What the task asks:
This exercise asks for the entries to be repeated exactly, without their images.

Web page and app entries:
┄┄┄┄┄┄┄┄┄┄┄┄┄┄┄┄┄┄┄┄

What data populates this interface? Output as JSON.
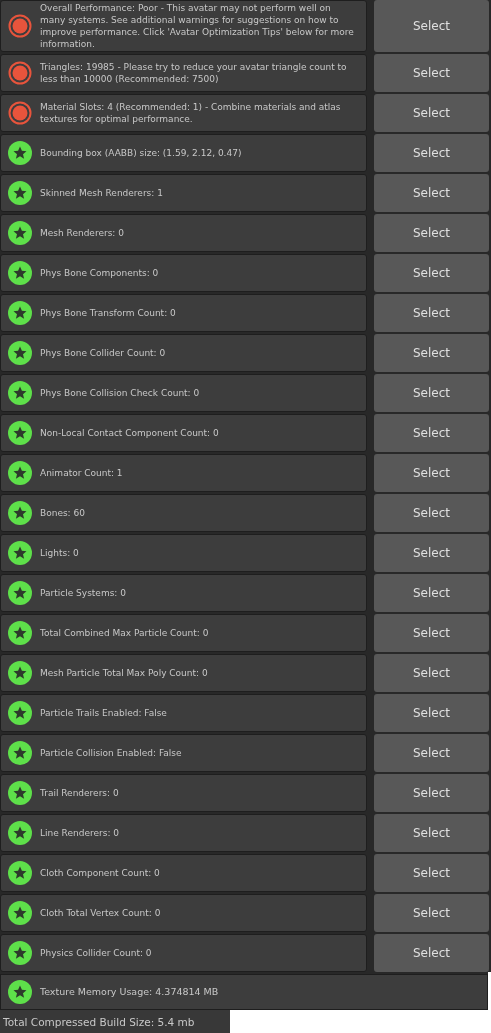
{
  "checks": [
    {
      "kind": "poor",
      "text": "Overall Performance: Poor - This avatar may not perform well on many systems. See additional warnings for suggestions on how to improve performance. Click 'Avatar Optimization Tips' below for more information.",
      "button": "Select"
    },
    {
      "kind": "poor",
      "text": "Triangles: 19985 - Please try to reduce your avatar triangle count to less than 10000 (Recommended: 7500)",
      "button": "Select"
    },
    {
      "kind": "poor",
      "text": "Material Slots: 4 (Recommended: 1) - Combine materials and atlas textures for optimal performance.",
      "button": "Select"
    },
    {
      "kind": "excellent",
      "text": "Bounding box (AABB) size: (1.59, 2.12, 0.47)",
      "button": "Select"
    },
    {
      "kind": "excellent",
      "text": "Skinned Mesh Renderers: 1",
      "button": "Select"
    },
    {
      "kind": "excellent",
      "text": "Mesh Renderers: 0",
      "button": "Select"
    },
    {
      "kind": "excellent",
      "text": "Phys Bone Components: 0",
      "button": "Select"
    },
    {
      "kind": "excellent",
      "text": "Phys Bone Transform Count: 0",
      "button": "Select"
    },
    {
      "kind": "excellent",
      "text": "Phys Bone Collider Count: 0",
      "button": "Select"
    },
    {
      "kind": "excellent",
      "text": "Phys Bone Collision Check Count: 0",
      "button": "Select"
    },
    {
      "kind": "excellent",
      "text": "Non-Local Contact Component Count: 0",
      "button": "Select"
    },
    {
      "kind": "excellent",
      "text": "Animator Count: 1",
      "button": "Select"
    },
    {
      "kind": "excellent",
      "text": "Bones: 60",
      "button": "Select"
    },
    {
      "kind": "excellent",
      "text": "Lights: 0",
      "button": "Select"
    },
    {
      "kind": "excellent",
      "text": "Particle Systems: 0",
      "button": "Select"
    },
    {
      "kind": "excellent",
      "text": "Total Combined Max Particle Count: 0",
      "button": "Select"
    },
    {
      "kind": "excellent",
      "text": "Mesh Particle Total Max Poly Count: 0",
      "button": "Select"
    },
    {
      "kind": "excellent",
      "text": "Particle Trails Enabled: False",
      "button": "Select"
    },
    {
      "kind": "excellent",
      "text": "Particle Collision Enabled: False",
      "button": "Select"
    },
    {
      "kind": "excellent",
      "text": "Trail Renderers: 0",
      "button": "Select"
    },
    {
      "kind": "excellent",
      "text": "Line Renderers: 0",
      "button": "Select"
    },
    {
      "kind": "excellent",
      "text": "Cloth Component Count: 0",
      "button": "Select"
    },
    {
      "kind": "excellent",
      "text": "Cloth Total Vertex Count: 0",
      "button": "Select"
    },
    {
      "kind": "excellent",
      "text": "Physics Collider Count: 0",
      "button": "Select"
    }
  ],
  "texture_memory": {
    "kind": "excellent",
    "text": "Texture Memory Usage: 4.374814 MB"
  },
  "build_size": "Total Compressed Build Size: 5.4 mb"
}
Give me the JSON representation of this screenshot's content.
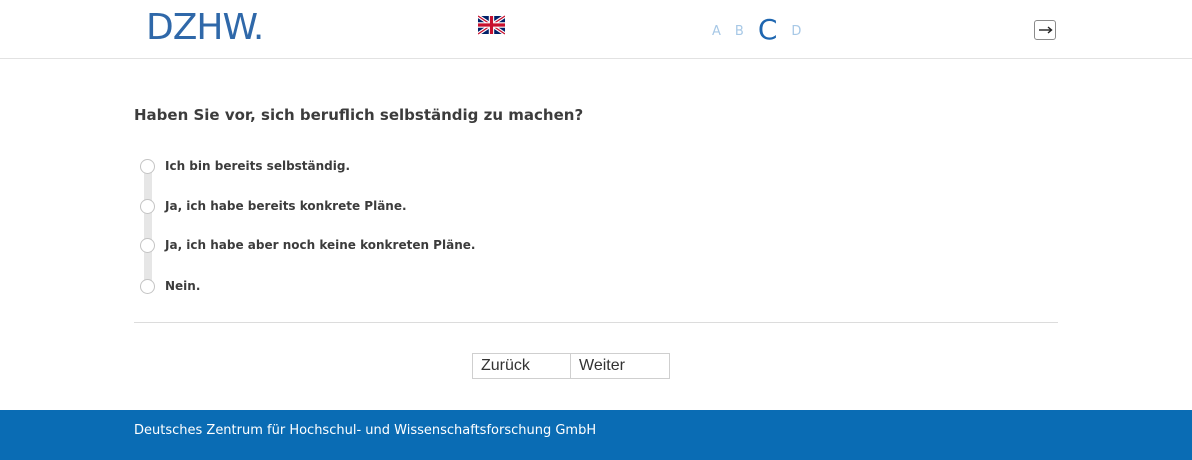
{
  "header": {
    "logo_text": "DZHW.",
    "language_flag": "uk-flag-icon",
    "progress_steps": [
      "A",
      "B",
      "C",
      "D"
    ],
    "active_step": "C",
    "logout_icon": "logout-arrow-icon"
  },
  "question": {
    "text": "Haben Sie vor, sich beruflich selbständig zu machen?",
    "options": [
      "Ich bin bereits selbständig.",
      "Ja, ich habe bereits konkrete Pläne.",
      "Ja, ich habe aber noch keine konkreten Pläne.",
      "Nein."
    ]
  },
  "navigation": {
    "back_label": "Zurück",
    "next_label": "Weiter"
  },
  "footer": {
    "text": "Deutsches Zentrum für Hochschul- und Wissenschaftsforschung GmbH"
  },
  "colors": {
    "brand_blue": "#2f68a9",
    "footer_blue": "#0a6cb4",
    "step_inactive": "#a7c8e6",
    "step_active": "#1e66b0"
  }
}
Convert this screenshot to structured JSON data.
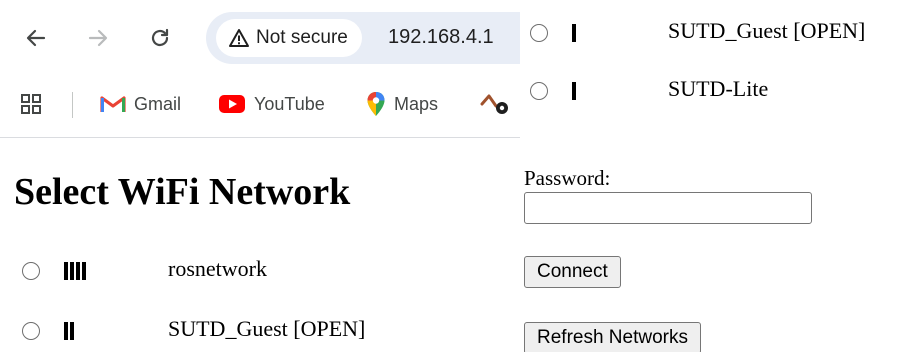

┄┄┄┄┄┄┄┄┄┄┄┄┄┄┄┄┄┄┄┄

Result below:
What data populates this interface? Output as JSON.
{
  "checks": [
    {
      "kind": "poor",
      "text": "Overall Performance: Poor - This avatar may not perform well on many systems. See additional warnings for suggestions on how to improve performance. Click 'Avatar Optimization Tips' below for more information.",
      "button": "Select"
    },
    {
      "kind": "poor",
      "text": "Triangles: 19985 - Please try to reduce your avatar triangle count to less than 10000 (Recommended: 7500)",
      "button": "Select"
    },
    {
      "kind": "poor",
      "text": "Material Slots: 4 (Recommended: 1) - Combine materials and atlas textures for optimal performance.",
      "button": "Select"
    },
    {
      "kind": "excellent",
      "text": "Bounding box (AABB) size: (1.59, 2.12, 0.47)",
      "button": "Select"
    },
    {
      "kind": "excellent",
      "text": "Skinned Mesh Renderers: 1",
      "button": "Select"
    },
    {
      "kind": "excellent",
      "text": "Mesh Renderers: 0",
      "button": "Select"
    },
    {
      "kind": "excellent",
      "text": "Phys Bone Components: 0",
      "button": "Select"
    },
    {
      "kind": "excellent",
      "text": "Phys Bone Transform Count: 0",
      "button": "Select"
    },
    {
      "kind": "excellent",
      "text": "Phys Bone Collider Count: 0",
      "button": "Select"
    },
    {
      "kind": "excellent",
      "text": "Phys Bone Collision Check Count: 0",
      "button": "Select"
    },
    {
      "kind": "excellent",
      "text": "Non-Local Contact Component Count: 0",
      "button": "Select"
    },
    {
      "kind": "excellent",
      "text": "Animator Count: 1",
      "button": "Select"
    },
    {
      "kind": "excellent",
      "text": "Bones: 60",
      "button": "Select"
    },
    {
      "kind": "excellent",
      "text": "Lights: 0",
      "button": "Select"
    },
    {
      "kind": "excellent",
      "text": "Particle Systems: 0",
      "button": "Select"
    },
    {
      "kind": "excellent",
      "text": "Total Combined Max Particle Count: 0",
      "button": "Select"
    },
    {
      "kind": "excellent",
      "text": "Mesh Particle Total Max Poly Count: 0",
      "button": "Select"
    },
    {
      "kind": "excellent",
      "text": "Particle Trails Enabled: False",
      "button": "Select"
    },
    {
      "kind": "excellent",
      "text": "Particle Collision Enabled: False",
      "button": "Select"
    },
    {
      "kind": "excellent",
      "text": "Trail Renderers: 0",
      "button": "Select"
    },
    {
      "kind": "excellent",
      "text": "Line Renderers: 0",
      "button": "Select"
    },
    {
      "kind": "excellent",
      "text": "Cloth Component Count: 0",
      "button": "Select"
    },
    {
      "kind": "excellent",
      "text": "Cloth Total Vertex Count: 0",
      "button": "Select"
    },
    {
      "kind": "excellent",
      "text": "Physics Collider Count: 0",
      "button": "Select"
    }
  ],
  "texture_memory": {
    "kind": "excellent",
    "text": "Texture Memory Usage: 4.374814 MB"
  },
  "build_size": "Total Compressed Build Size: 5.4 mb"
}
Give me the JSON representation of this screenshot's content.
{
  "header": {
    "logo_text": "DZHW.",
    "language_flag": "uk-flag-icon",
    "progress_steps": [
      "A",
      "B",
      "C",
      "D"
    ],
    "active_step": "C",
    "logout_icon": "logout-arrow-icon"
  },
  "question": {
    "text": "Haben Sie vor, sich beruflich selbständig zu machen?",
    "options": [
      "Ich bin bereits selbständig.",
      "Ja, ich habe bereits konkrete Pläne.",
      "Ja, ich habe aber noch keine konkreten Pläne.",
      "Nein."
    ]
  },
  "navigation": {
    "back_label": "Zurück",
    "next_label": "Weiter"
  },
  "footer": {
    "text": "Deutsches Zentrum für Hochschul- und Wissenschaftsforschung GmbH"
  },
  "colors": {
    "brand_blue": "#2f68a9",
    "footer_blue": "#0a6cb4",
    "step_inactive": "#a7c8e6",
    "step_active": "#1e66b0"
  }
}
Convert this screenshot to structured JSON data.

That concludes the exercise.